**Exercise requirements**
Starting at the line with "Convert this screenshot", retype every remaining line of the records exactly. Do not include pictures.

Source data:

○ ○ ○ ○ ○

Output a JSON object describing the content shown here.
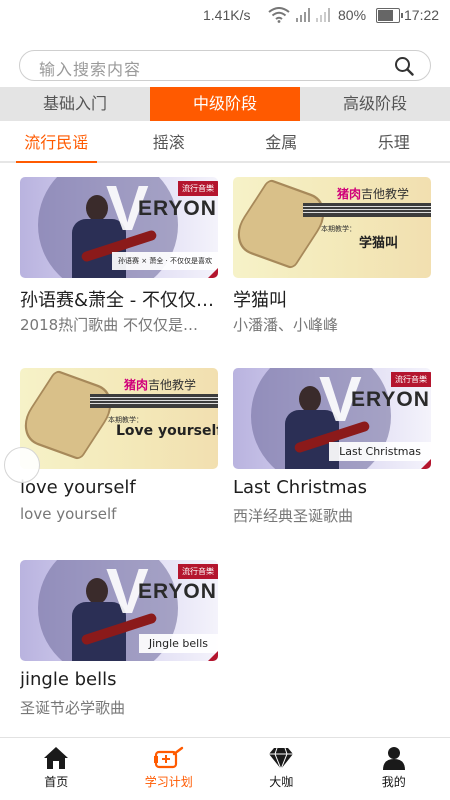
{
  "status_bar": {
    "speed": "1.41K/s",
    "battery": "80%",
    "battery_level": 0.8,
    "time": "17:22"
  },
  "search": {
    "placeholder": "输入搜索内容"
  },
  "level_tabs": [
    {
      "label": "基础入门",
      "active": false
    },
    {
      "label": "中级阶段",
      "active": true
    },
    {
      "label": "高级阶段",
      "active": false
    }
  ],
  "category_tabs": [
    {
      "label": "流行民谣",
      "active": true
    },
    {
      "label": "摇滚",
      "active": false
    },
    {
      "label": "金属",
      "active": false
    },
    {
      "label": "乐理",
      "active": false
    }
  ],
  "cards": [
    {
      "title": "孙语赛&萧全 - 不仅仅…",
      "subtitle": "2018热门歌曲 不仅仅是…",
      "thumb": {
        "style": "veryon",
        "brand": "ERYON",
        "v": "V",
        "tag": "流行音樂",
        "strip": "孙语赛 × 萧全 · 不仅仅是喜欢"
      }
    },
    {
      "title": "学猫叫",
      "subtitle": "小潘潘、小峰峰",
      "thumb": {
        "style": "lesson",
        "head_highlight": "猪肉",
        "head_rest": "吉他教学",
        "note": "本期教学：",
        "song": "学猫叫"
      }
    },
    {
      "title": "love yourself",
      "subtitle": "love yourself",
      "thumb": {
        "style": "lesson",
        "head_highlight": "猪肉",
        "head_rest": "吉他教学",
        "note": "本期教学：",
        "song": "Love yourself"
      }
    },
    {
      "title": "Last Christmas",
      "subtitle": "西洋经典圣诞歌曲",
      "thumb": {
        "style": "veryon",
        "brand": "ERYON",
        "v": "V",
        "tag": "流行音樂",
        "strip": "Last Christmas"
      }
    },
    {
      "title": "jingle bells",
      "subtitle": "圣诞节必学歌曲",
      "thumb": {
        "style": "veryon",
        "brand": "ERYON",
        "v": "V",
        "tag": "流行音樂",
        "strip": "Jingle bells"
      }
    }
  ],
  "bottom_nav": [
    {
      "label": "首页",
      "icon": "home-icon",
      "active": false
    },
    {
      "label": "学习计划",
      "icon": "guitar-plan-icon",
      "active": true
    },
    {
      "label": "大咖",
      "icon": "diamond-icon",
      "active": false
    },
    {
      "label": "我的",
      "icon": "person-icon",
      "active": false
    }
  ],
  "colors": {
    "accent": "#ff5a00",
    "tab_bar_bg": "#e4e4e4",
    "tag_red": "#b4152e"
  }
}
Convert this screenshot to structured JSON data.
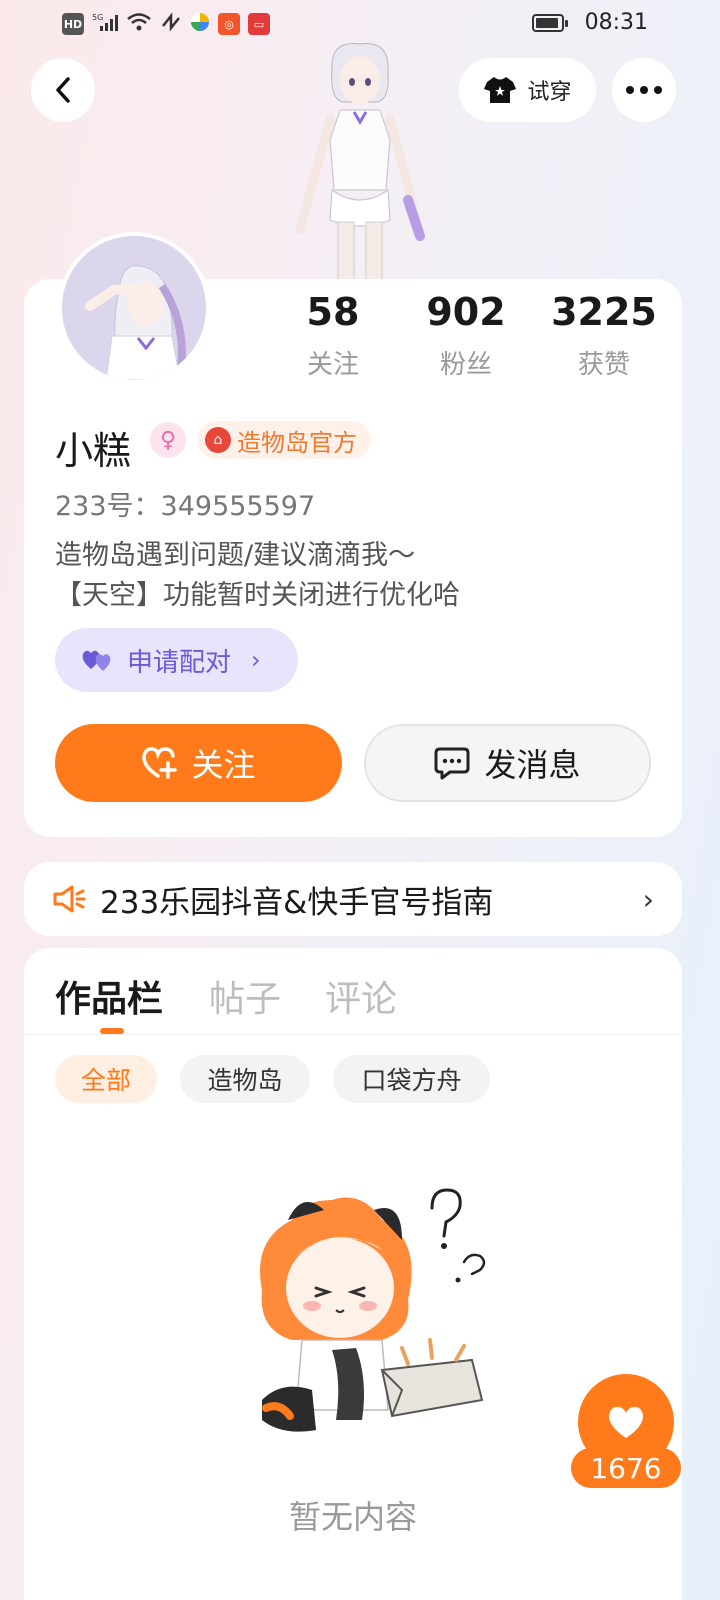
{
  "status_bar": {
    "time": "08:31",
    "icons": [
      "hd-icon",
      "signal-5g-icon",
      "wifi-icon",
      "nfc-icon",
      "app-pinwheel-icon",
      "app-orange-icon",
      "app-red-icon"
    ],
    "battery_level": 0.9
  },
  "header": {
    "tryon_label": "试穿"
  },
  "profile": {
    "name": "小糕",
    "official_badge": "造物岛官方",
    "id_line": "233号：349555597",
    "bio_line1": "造物岛遇到问题/建议滴滴我～",
    "bio_line2": "【天空】功能暂时关闭进行优化哈",
    "pair_label": "申请配对",
    "stats": {
      "following": {
        "value": "58",
        "label": "关注"
      },
      "fans": {
        "value": "902",
        "label": "粉丝"
      },
      "likes": {
        "value": "3225",
        "label": "获赞"
      }
    },
    "follow_label": "关注",
    "message_label": "发消息"
  },
  "banner": {
    "text": "233乐园抖音&快手官号指南"
  },
  "tabs": {
    "items": [
      "作品栏",
      "帖子",
      "评论"
    ],
    "active": 0,
    "chips": [
      "全部",
      "造物岛",
      "口袋方舟"
    ],
    "active_chip": 0
  },
  "empty": {
    "text": "暂无内容"
  },
  "like_fab": {
    "count": "1676"
  },
  "colors": {
    "accent": "#ff7a1a",
    "pair_bg": "#e7e4fb",
    "pair_text": "#6a5bd7"
  }
}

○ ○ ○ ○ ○

**Output of the exercise**
Convert this screenshot to structured JSON data.
{
  "status_bar": {
    "time": "08:31",
    "icons": [
      "hd-icon",
      "signal-5g-icon",
      "wifi-icon",
      "nfc-icon",
      "app-pinwheel-icon",
      "app-orange-icon",
      "app-red-icon"
    ],
    "battery_level": 0.9
  },
  "header": {
    "tryon_label": "试穿"
  },
  "profile": {
    "name": "小糕",
    "official_badge": "造物岛官方",
    "id_line": "233号：349555597",
    "bio_line1": "造物岛遇到问题/建议滴滴我～",
    "bio_line2": "【天空】功能暂时关闭进行优化哈",
    "pair_label": "申请配对",
    "stats": {
      "following": {
        "value": "58",
        "label": "关注"
      },
      "fans": {
        "value": "902",
        "label": "粉丝"
      },
      "likes": {
        "value": "3225",
        "label": "获赞"
      }
    },
    "follow_label": "关注",
    "message_label": "发消息"
  },
  "banner": {
    "text": "233乐园抖音&快手官号指南"
  },
  "tabs": {
    "items": [
      "作品栏",
      "帖子",
      "评论"
    ],
    "active": 0,
    "chips": [
      "全部",
      "造物岛",
      "口袋方舟"
    ],
    "active_chip": 0
  },
  "empty": {
    "text": "暂无内容"
  },
  "like_fab": {
    "count": "1676"
  },
  "colors": {
    "accent": "#ff7a1a",
    "pair_bg": "#e7e4fb",
    "pair_text": "#6a5bd7"
  }
}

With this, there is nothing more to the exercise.